US Stamps

Complete plate numbers on miscut booklet panes

Feb 19, 2024, 10 AM

U.S. Stamp Notes by John M. Hotchner

Many moons ago, I began to make a list of booklet panes from the 1930s into the 1970s that exist miscut badly enough to show 100 percent of a plate number. A few examples are shown in Figures 1 and 2.

Such plate numbers are quite scarce because most miscut booklets show only a small portion of a plate number — often less than 50 percent, and sometimes not enough to be able to identify the plate number.

They can occur for two different reasons.

The first is because the cutting of sheets into booklet panes was done on a stack of sheets. If you have cut four or five sheets of paper with a pair of scissors, you will notice that there is a little slippage from the first sheet to the fifth, such that the last sheet will have a bit more paper at the point of the cut.

The same thing happens with slicing apart booklets from multiple sheets. If bad enough, the bottom sheets might have plate numbers showing, most often in the upper left and lower left positions. See the two examples in Figure 1.

As the guide for the cutting operation was on the right, it is unusual to find plate numbers on the right side of a booklet pane.

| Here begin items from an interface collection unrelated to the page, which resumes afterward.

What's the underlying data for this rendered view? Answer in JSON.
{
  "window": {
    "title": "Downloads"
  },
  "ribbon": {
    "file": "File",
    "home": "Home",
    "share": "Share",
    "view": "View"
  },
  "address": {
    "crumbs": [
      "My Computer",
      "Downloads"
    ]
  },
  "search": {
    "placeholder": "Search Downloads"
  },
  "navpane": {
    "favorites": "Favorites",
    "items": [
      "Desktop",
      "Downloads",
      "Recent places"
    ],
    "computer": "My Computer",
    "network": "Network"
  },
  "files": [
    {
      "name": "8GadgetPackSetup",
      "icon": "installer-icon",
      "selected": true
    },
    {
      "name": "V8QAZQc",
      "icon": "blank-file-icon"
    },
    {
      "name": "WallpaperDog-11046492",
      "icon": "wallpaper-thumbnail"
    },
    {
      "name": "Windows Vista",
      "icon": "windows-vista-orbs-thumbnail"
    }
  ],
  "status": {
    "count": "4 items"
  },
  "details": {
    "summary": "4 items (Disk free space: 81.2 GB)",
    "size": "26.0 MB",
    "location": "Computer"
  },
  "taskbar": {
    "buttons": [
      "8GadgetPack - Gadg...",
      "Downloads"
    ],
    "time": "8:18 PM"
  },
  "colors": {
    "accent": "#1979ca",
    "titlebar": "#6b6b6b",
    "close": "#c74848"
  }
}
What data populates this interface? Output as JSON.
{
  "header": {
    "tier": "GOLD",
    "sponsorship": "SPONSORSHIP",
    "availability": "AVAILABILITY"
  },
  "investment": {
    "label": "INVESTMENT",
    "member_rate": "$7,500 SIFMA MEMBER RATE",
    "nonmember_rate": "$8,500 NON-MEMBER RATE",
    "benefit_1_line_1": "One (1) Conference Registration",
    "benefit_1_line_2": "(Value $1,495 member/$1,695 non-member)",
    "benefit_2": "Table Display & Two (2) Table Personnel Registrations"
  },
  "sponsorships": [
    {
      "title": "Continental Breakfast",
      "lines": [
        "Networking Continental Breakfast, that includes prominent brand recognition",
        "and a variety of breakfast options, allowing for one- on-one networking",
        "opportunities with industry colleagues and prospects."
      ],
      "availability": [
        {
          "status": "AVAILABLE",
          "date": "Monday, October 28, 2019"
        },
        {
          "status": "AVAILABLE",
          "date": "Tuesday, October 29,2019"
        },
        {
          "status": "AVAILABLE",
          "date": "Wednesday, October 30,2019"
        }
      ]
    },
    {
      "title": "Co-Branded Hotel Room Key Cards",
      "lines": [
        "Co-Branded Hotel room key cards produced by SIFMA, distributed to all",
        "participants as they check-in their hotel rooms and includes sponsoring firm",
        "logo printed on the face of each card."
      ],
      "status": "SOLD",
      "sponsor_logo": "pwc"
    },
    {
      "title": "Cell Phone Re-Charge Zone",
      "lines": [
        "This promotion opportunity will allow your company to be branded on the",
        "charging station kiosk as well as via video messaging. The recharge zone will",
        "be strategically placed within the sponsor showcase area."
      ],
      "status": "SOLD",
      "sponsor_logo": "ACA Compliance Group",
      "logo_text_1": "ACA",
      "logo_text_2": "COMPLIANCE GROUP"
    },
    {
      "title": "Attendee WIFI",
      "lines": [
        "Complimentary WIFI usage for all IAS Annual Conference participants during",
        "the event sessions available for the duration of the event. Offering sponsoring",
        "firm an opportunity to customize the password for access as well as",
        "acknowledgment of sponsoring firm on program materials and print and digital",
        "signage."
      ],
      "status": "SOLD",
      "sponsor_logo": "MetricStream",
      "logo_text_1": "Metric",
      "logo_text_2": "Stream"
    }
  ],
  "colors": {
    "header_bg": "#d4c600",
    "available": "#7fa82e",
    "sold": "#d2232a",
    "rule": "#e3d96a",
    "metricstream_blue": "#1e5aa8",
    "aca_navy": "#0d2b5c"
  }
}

And for those that exist, there is only a small percentage of the plate number; there is no plate number on the right known to be a 100 percent.

Secondly, 100 percent plate numbers can result from a corner paper foldover or margin tear prior to the booklet-forming process. Folds are scarce. A couple are shown here in Figure 2. One is not a 100 percent number, but it is included to illustrate how such an event can occur.

My collection of 100 percent numbers — about 15 booklet panes — led me to wonder how many of them existed. I asked Linn’s readers almost 20 years ago for reports, and I have been adding to my list ever since.

What I didn’t realize until I saw it in 2020 was that year’s update of the Durland Plate Number Catalog, compiled by the United States Stamp Society, included an appendix that lists the maximum known percentages for each booklet pane plate used.

Perhaps one-third of the plate numbers listed are known with 100 percent of the number at upper left, lower left or in both positions. However, I found that my list has a couple of updates that I will pass along to the catalog’s editors for the next edition.

Booklet pane collectors enjoy the search for the different plate numbers, and one objective is to get the highest possible percentage that exists. Of the about 600 plate numbers that exist on these booklet panes, about 190 are known with 100 percent numbers.

Since I have found six new numbers or positions to add to the list, I bet there are more that could be added.

The 100 percent additions to its list of booklet numbers that I can contribute are as follows:

3¢ Washington (Scott 720b), plate number 21010 lower left;

3¢ Liberty (Scott 1035d), 25357 upper left;

4¢ Lincoln (Scott 1036a), 26469 upper left;

5¢ Washington (Scott 1213a), 27547 upper left;

6¢ DC-4 Skymaster airmail (Scott C39a), 24142 lower right;

8¢ Jetliner over Capitol airmail (Scott C64b), 27372 lower right.

If you have examples and would like me to check them against the Durland list, please email me at

If you want to purchase the Durland catalog, which I consider the best reference, you can do so from the U.S. Stamp Society.

Connect with Linn’s Stamp News: 

    Sign up for our newsletter

    Like us on Facebook

    Follow us on Twitter